*** Study material ***
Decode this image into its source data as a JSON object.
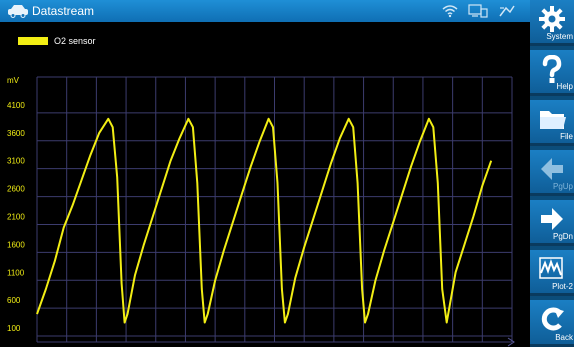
{
  "window": {
    "title": "Datastream"
  },
  "status_icons": [
    "wifi-icon",
    "device-connection-icon",
    "vci-link-icon"
  ],
  "legend": {
    "label": "O2 sensor",
    "color": "#f2ee14"
  },
  "chart_data": {
    "type": "line",
    "ylabel": "mV",
    "y_ticks": [
      4100,
      3600,
      3100,
      2600,
      2100,
      1600,
      1100,
      600,
      100
    ],
    "ylim": [
      -150,
      4600
    ],
    "x_divisions": 16,
    "grid": true,
    "series": [
      {
        "name": "O2 sensor",
        "color": "#f2ee14",
        "x": [
          0,
          0.3,
          0.6,
          0.9,
          1.2,
          1.5,
          1.8,
          2.1,
          2.4,
          2.55,
          2.7,
          2.85,
          2.95,
          3.05,
          3.3,
          3.6,
          3.9,
          4.2,
          4.5,
          4.8,
          5.1,
          5.25,
          5.4,
          5.55,
          5.65,
          5.75,
          6.0,
          6.3,
          6.6,
          6.9,
          7.2,
          7.5,
          7.8,
          7.95,
          8.1,
          8.25,
          8.35,
          8.45,
          8.7,
          9.0,
          9.3,
          9.6,
          9.9,
          10.2,
          10.5,
          10.65,
          10.8,
          10.95,
          11.05,
          11.15,
          11.4,
          11.7,
          12.0,
          12.3,
          12.6,
          12.9,
          13.2,
          13.35,
          13.5,
          13.65,
          13.8,
          14.1,
          14.4,
          14.7,
          15.0,
          15.3
        ],
        "values": [
          350,
          800,
          1300,
          1900,
          2300,
          2750,
          3200,
          3600,
          3850,
          3700,
          2800,
          900,
          200,
          350,
          1050,
          1600,
          2100,
          2600,
          3100,
          3500,
          3850,
          3700,
          2700,
          800,
          200,
          350,
          950,
          1500,
          2000,
          2500,
          3000,
          3450,
          3850,
          3700,
          2700,
          800,
          200,
          350,
          1000,
          1550,
          2050,
          2550,
          3050,
          3500,
          3850,
          3700,
          2700,
          800,
          200,
          350,
          950,
          1500,
          2000,
          2500,
          3000,
          3450,
          3850,
          3700,
          2700,
          800,
          200,
          1100,
          1600,
          2100,
          2650,
          3100
        ]
      }
    ]
  },
  "sidebar": [
    {
      "label": "System",
      "icon": "gear-icon"
    },
    {
      "label": "Help",
      "icon": "help-icon"
    },
    {
      "label": "File",
      "icon": "folder-icon"
    },
    {
      "label": "PgUp",
      "icon": "arrow-left-icon",
      "disabled": true
    },
    {
      "label": "PgDn",
      "icon": "arrow-right-icon"
    },
    {
      "label": "Plot-2",
      "icon": "plot-icon"
    },
    {
      "label": "Back",
      "icon": "back-icon"
    }
  ]
}
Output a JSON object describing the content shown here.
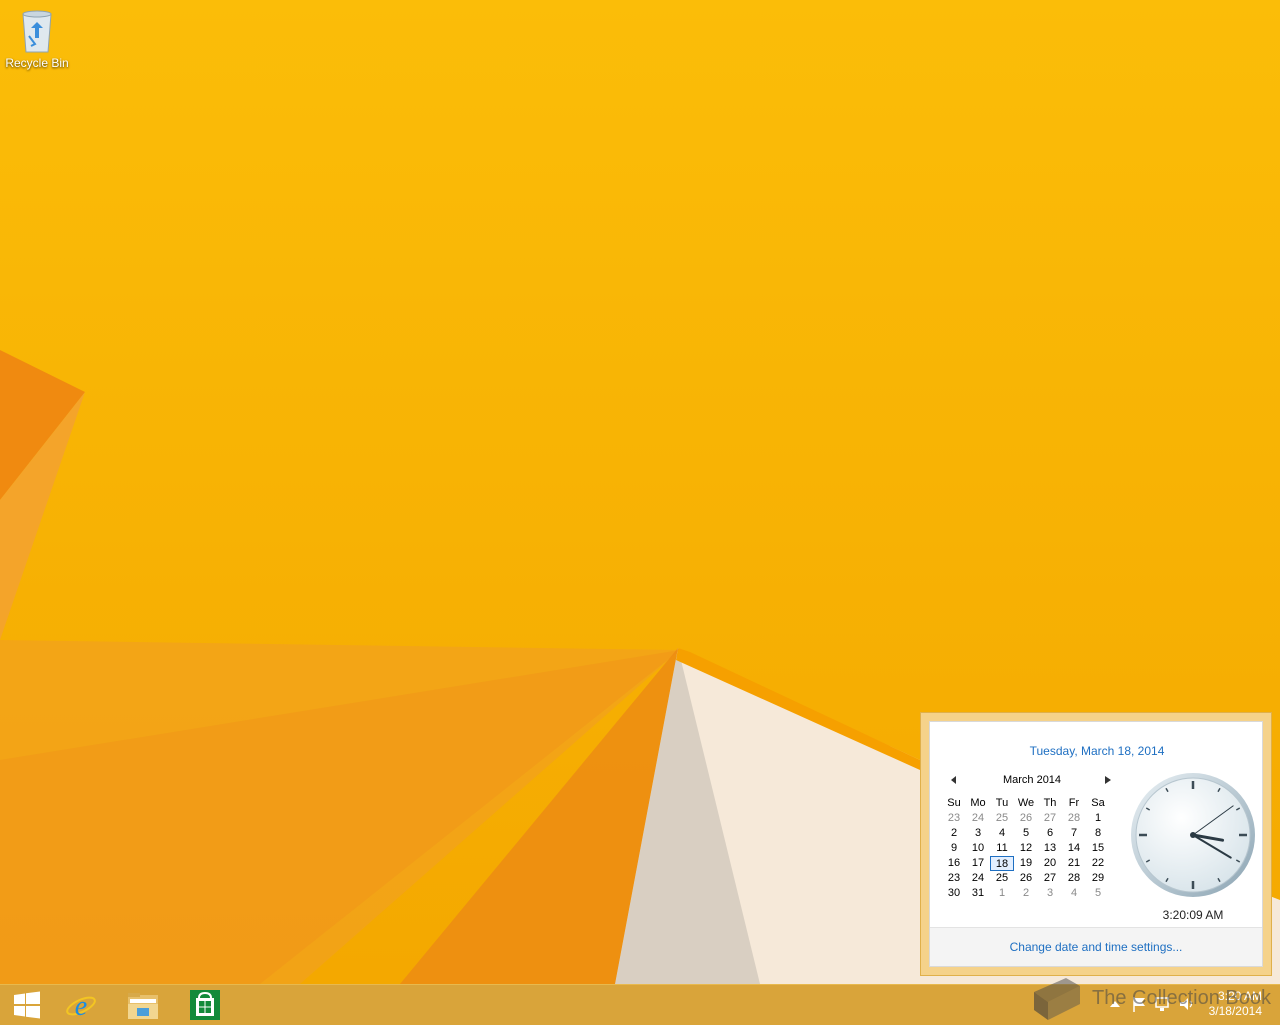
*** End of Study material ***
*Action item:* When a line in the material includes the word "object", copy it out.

*The completed task:*
Decode this image into its source data as a JSON object.
Output a JSON object describing the content shown here.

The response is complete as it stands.